◆ **WORK TO COMPLETE**
State how many lines of the entries hold the string "this", and nothing more.
▼
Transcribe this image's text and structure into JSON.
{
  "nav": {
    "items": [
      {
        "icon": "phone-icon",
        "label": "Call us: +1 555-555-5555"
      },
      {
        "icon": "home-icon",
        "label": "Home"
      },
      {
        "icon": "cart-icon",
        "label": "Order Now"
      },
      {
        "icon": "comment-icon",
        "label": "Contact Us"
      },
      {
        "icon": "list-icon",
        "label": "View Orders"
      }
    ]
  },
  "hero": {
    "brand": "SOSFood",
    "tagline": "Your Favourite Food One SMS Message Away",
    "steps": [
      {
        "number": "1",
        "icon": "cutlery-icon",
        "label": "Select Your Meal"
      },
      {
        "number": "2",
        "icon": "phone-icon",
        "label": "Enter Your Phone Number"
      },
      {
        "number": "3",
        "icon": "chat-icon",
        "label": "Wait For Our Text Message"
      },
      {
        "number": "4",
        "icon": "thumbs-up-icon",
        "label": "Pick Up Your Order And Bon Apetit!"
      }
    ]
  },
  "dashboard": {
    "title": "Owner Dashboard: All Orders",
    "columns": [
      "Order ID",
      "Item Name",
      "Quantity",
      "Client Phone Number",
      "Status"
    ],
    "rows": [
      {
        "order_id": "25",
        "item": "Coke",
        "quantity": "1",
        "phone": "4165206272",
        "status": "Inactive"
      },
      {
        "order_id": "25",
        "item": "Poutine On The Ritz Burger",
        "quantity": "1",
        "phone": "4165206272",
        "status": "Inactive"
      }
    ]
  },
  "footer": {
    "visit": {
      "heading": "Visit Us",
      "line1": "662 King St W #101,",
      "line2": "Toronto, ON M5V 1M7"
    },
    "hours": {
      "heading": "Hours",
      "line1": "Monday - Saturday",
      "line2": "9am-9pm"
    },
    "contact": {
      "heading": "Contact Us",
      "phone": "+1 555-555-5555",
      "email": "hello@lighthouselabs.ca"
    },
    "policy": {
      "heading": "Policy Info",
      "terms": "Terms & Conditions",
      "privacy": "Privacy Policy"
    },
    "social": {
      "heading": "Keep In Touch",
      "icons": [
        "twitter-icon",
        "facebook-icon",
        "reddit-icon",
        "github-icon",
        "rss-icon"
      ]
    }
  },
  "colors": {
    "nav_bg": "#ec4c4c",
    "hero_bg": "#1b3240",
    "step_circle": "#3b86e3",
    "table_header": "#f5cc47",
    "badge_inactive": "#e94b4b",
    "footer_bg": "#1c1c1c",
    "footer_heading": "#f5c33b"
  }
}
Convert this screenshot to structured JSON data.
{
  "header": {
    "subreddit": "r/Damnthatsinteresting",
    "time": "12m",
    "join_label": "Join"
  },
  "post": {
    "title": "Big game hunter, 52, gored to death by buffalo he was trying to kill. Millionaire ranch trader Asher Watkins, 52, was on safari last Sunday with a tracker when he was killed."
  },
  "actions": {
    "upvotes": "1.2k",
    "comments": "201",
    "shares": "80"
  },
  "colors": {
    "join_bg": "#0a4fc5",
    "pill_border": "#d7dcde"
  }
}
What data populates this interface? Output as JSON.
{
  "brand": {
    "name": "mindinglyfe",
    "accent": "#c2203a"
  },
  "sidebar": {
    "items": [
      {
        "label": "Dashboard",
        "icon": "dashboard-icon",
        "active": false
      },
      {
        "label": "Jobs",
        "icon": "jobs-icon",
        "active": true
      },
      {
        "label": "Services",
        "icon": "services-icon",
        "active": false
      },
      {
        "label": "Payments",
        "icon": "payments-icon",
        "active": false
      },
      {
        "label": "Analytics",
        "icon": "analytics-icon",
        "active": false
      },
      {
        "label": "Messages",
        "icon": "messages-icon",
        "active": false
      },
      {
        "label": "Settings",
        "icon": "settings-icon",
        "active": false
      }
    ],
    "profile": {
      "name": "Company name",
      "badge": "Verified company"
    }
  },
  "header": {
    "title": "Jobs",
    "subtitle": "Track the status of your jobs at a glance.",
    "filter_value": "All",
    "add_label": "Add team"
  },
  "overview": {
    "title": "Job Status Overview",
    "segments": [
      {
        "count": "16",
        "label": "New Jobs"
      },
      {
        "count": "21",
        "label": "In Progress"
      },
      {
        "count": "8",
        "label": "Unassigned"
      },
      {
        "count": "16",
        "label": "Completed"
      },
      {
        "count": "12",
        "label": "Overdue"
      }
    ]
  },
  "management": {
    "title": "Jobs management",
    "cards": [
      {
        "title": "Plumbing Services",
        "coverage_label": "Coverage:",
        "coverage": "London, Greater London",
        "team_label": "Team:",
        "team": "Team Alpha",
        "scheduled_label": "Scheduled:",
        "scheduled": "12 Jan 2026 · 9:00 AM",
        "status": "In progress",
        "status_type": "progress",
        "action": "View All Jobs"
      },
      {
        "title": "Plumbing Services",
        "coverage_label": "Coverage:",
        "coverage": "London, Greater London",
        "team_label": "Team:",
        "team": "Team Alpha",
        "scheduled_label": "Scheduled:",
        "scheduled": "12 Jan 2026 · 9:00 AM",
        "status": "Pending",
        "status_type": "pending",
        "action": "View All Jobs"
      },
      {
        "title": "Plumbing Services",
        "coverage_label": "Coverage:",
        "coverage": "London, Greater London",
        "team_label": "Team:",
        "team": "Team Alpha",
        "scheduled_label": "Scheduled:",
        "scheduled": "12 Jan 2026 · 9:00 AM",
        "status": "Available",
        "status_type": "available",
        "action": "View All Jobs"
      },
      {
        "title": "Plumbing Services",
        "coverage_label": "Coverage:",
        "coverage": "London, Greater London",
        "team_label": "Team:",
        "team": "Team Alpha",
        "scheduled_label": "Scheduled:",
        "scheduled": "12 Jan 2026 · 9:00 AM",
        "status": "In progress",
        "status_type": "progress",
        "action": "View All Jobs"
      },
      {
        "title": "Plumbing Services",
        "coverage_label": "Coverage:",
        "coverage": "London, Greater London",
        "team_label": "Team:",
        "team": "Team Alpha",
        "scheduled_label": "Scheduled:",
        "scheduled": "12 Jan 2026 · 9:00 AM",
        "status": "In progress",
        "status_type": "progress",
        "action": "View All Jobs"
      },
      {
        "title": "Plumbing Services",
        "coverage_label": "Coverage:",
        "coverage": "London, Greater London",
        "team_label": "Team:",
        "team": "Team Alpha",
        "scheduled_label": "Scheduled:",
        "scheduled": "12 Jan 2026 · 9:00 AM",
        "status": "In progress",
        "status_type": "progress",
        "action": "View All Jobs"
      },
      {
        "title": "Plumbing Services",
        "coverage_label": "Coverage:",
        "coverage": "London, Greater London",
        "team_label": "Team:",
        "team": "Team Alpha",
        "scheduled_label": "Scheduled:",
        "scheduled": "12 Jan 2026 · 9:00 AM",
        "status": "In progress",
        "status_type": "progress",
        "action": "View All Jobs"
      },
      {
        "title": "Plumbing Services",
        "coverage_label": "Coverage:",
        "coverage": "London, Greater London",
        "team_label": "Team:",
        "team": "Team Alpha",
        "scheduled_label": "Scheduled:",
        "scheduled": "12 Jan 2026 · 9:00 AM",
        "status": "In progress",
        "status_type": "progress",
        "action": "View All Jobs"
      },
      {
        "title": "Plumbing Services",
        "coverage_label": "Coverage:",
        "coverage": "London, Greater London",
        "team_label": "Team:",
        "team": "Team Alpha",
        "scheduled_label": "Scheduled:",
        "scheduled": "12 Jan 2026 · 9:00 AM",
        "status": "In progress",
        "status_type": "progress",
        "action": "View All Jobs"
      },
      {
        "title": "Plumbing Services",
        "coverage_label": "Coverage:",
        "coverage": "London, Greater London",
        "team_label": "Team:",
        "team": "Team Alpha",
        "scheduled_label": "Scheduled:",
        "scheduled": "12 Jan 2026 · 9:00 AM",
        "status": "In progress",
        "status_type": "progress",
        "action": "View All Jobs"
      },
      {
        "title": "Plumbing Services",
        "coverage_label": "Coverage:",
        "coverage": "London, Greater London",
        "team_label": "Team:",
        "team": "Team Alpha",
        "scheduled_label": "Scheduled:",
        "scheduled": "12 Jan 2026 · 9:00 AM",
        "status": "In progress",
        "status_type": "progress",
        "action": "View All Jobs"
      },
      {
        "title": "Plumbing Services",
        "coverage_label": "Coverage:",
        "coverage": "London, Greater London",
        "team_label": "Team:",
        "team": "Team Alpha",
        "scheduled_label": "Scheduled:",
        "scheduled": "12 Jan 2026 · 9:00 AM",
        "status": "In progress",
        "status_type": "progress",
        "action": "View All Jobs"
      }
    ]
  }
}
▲
◆ **ANSWER SECTION**
3